Recently retired from “a research and writing program that prepares health professionals,” Jim is no purist who thinks language should never change. “For years I have tried to differentiate the vital and laudable transforming growth of the English language from simple ignorance and laziness,” he writes. “I’ve started asking myself, is this other-than-standard usage a useful addition to our language that allows us to refer accurately and usefully to a new phenomenon, or is this merely a mistake that confuses?”
Jim was responding to my column about grammatical errors in an Intelligence Squared debate broadcast by Minnesota Public Radio. Granted, the four debaters were speaking, with no opportunity to proofread and edit. And none of us speaks perfect English. But their 17 errors were mostly repeated errors, and the repetition led me to believe that they were habits of speech rather than occasional slip-ups.
The errors undermined Cindy’s confidence in the debaters’ expertise.
“I fear for the future of the English language,” wrote Cindy, “when those who teach and make education policy make so many grammatical errors.” When she showed my column to her husband, he said, “Is this the radio show you were screaming about?”
The debaters’ 17 errors fell into six categories:
1. Singular verbs used in place of plural verbs (There’s things in place; There’s some states; These issues that we are talking about is what we are obsessed with; There’s bad apples everywhere; These and millions of other data points is; There is many forms of school choice; There’s only five countries).
2. Failure to use that in reference to things and who in reference to people (There are also public schools who [should be that]; I may be one of the ones that [who]; There was a whole bunch of people ... that [who]; thousands [of people] that [who]).
3. Dangling modifiers, or introductory modifying phrases that fail to connect to the first words in the main clause (Having actually worked with real superintendents …, these are people [should be I]; Having actually lived with people who are concerned about their future, charter schools [I]).
4. Past tense used in place of the past participle (The systematic research has showed [shown]; I first became involved in charter schools … soon after they were first began [begun]).
5. Incorrect pronoun reference (When we talk about charter schools, we forget the fact that it was [they were] created and pushed by teachers).
6. Incorrect pronoun case (Across the country people like myself [me]).
In his message to me, Jim reflected on his career: “I was honored to be privy to students’ struggles as they moved from conversational street English to structured and clear professional-grade language.”
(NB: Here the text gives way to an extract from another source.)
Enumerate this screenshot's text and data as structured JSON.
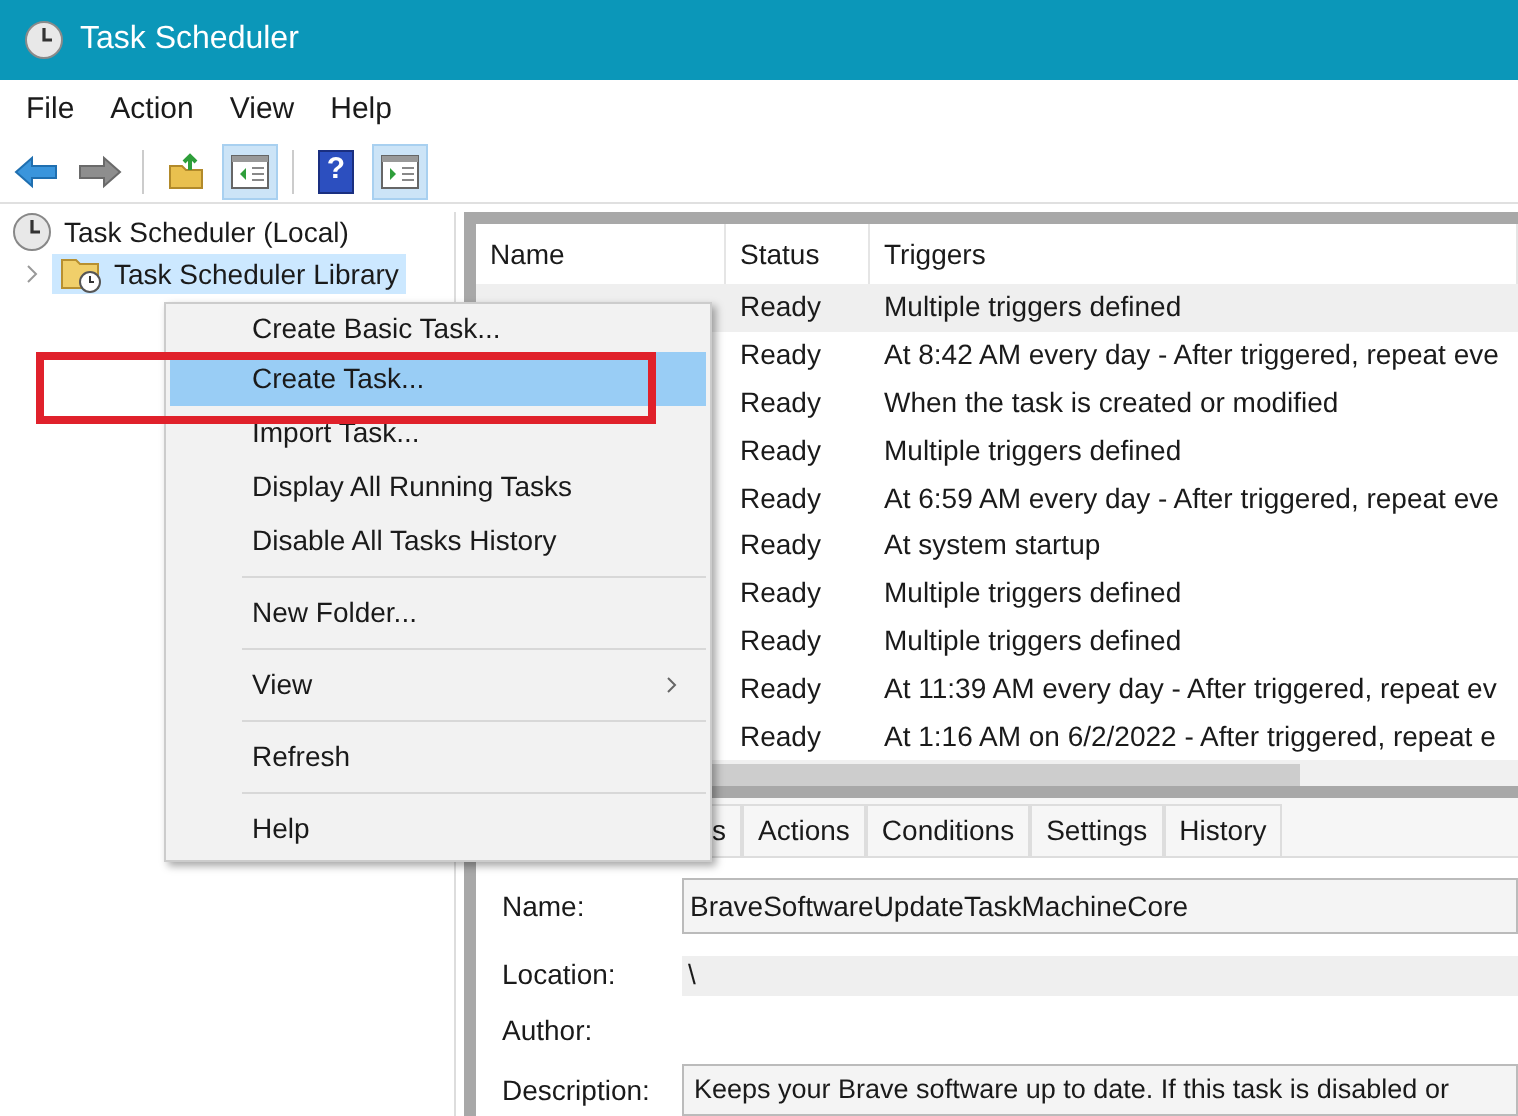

Thank you, Jim and Cindy, for your commitment to precise use of language.
Stephen Wilbers offers training seminars in effective business writing. E-mail him at firstname.lastname@example.org. His website is www.wilbers.com.